Aurora Capital typically invests in manufacturing companies, distribution and services. The firm recently expanded portfolio company RecoverCare through its 2009 merger with MedaSTAT USA; the company continues to seek out acquisition targets.

Aurora Capital has also been an active seller in the run-up to its fundraising. This week, the firm dealt its Anthony International after a hold of about seven years to Avista Capital Partners. Last year, the firm took Douglas Dynamics, which makes snow plows and related equipment, public on the NYSE; since its debut in May 2010, shares are up more than 33 percent. In late November of last year, Aurora Capital’s Porex Corp. sold its surgical division to listed medical technology company Stryker Corp., and the firm’s NuCO2, which provides beverage-grade carbon dioxide to restaurants and hospitality companies, has filed for a still-pending IPO.

Aurora Capital declined to comment on the fundraising, as did one of its partners, Gerald Parsky. However, Parsky told peHub that the firm’s investment strategy has it putting 45 percent to 50 percent of the needed equity into deals itself, and that it generally seeks out LBOs with enterprise values ranging from $150 million to $1 billion.

“We are at the low end of the risk profile for PE firms because we buy stable businesses… [that] are not dependent on leverage or cyclicality,” he says.

CalPERS also backed Aurora Capital’s 2007 Resurgence Fund, which operates separately from its private equity funds. It focuses on control investments, turnaround plays and investing in distressed debt. That fund, according to CalPERS figures, returned 17.2 percent and generated an investment multiple of 1.2x as of year-end.

Regarding fund performance, which was publicized by CalPERS Tuesday, a representative for Aurora stated: “Aurora notes that the Resurgence fund investment has achieved an annualized return of approximately 39% from September 2007 through December 31, 2010. Aurora is proud of these returns.”
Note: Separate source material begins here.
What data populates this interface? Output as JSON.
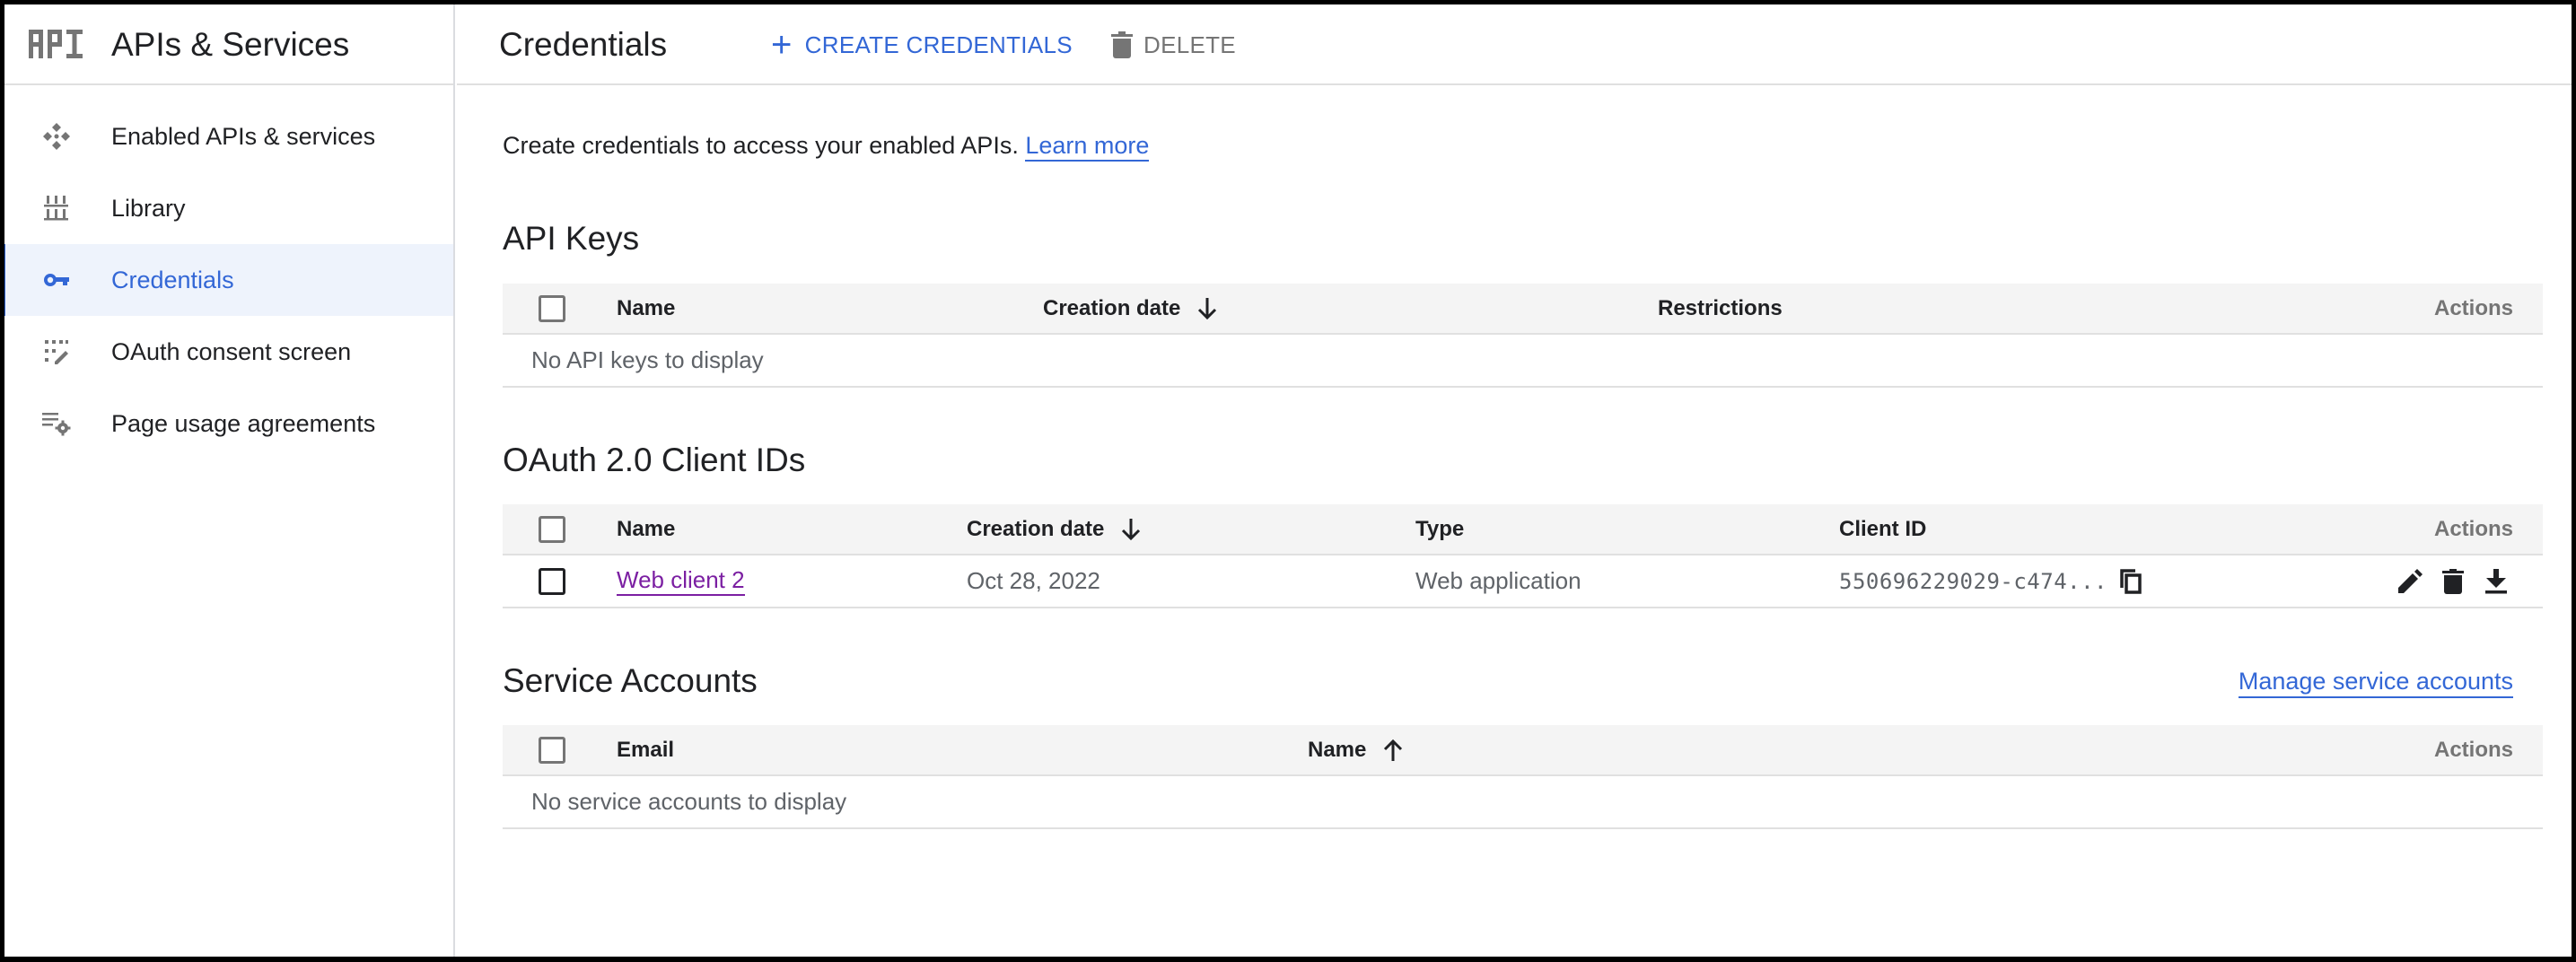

Regarding Aurora Capital’s inclusion within the Steptoe & Johnson CalPERS report, the private equity firm quoted the report, through a representative: “Despite these actions by Buenrostro, the [CalPERS] investment staff appears to have evaluated these proposals on their merits independently from his overtures, and we understand that the fund investment that was made has, to date, fared well.”

Regarding the CalPERS’s participation in existing, as well as future funds, the private equity firm said: “CalPERS remains an investor in both Resurgence and previous private equity funds. It would be inappropriate to speculate about future funds or comment on investor decisions.”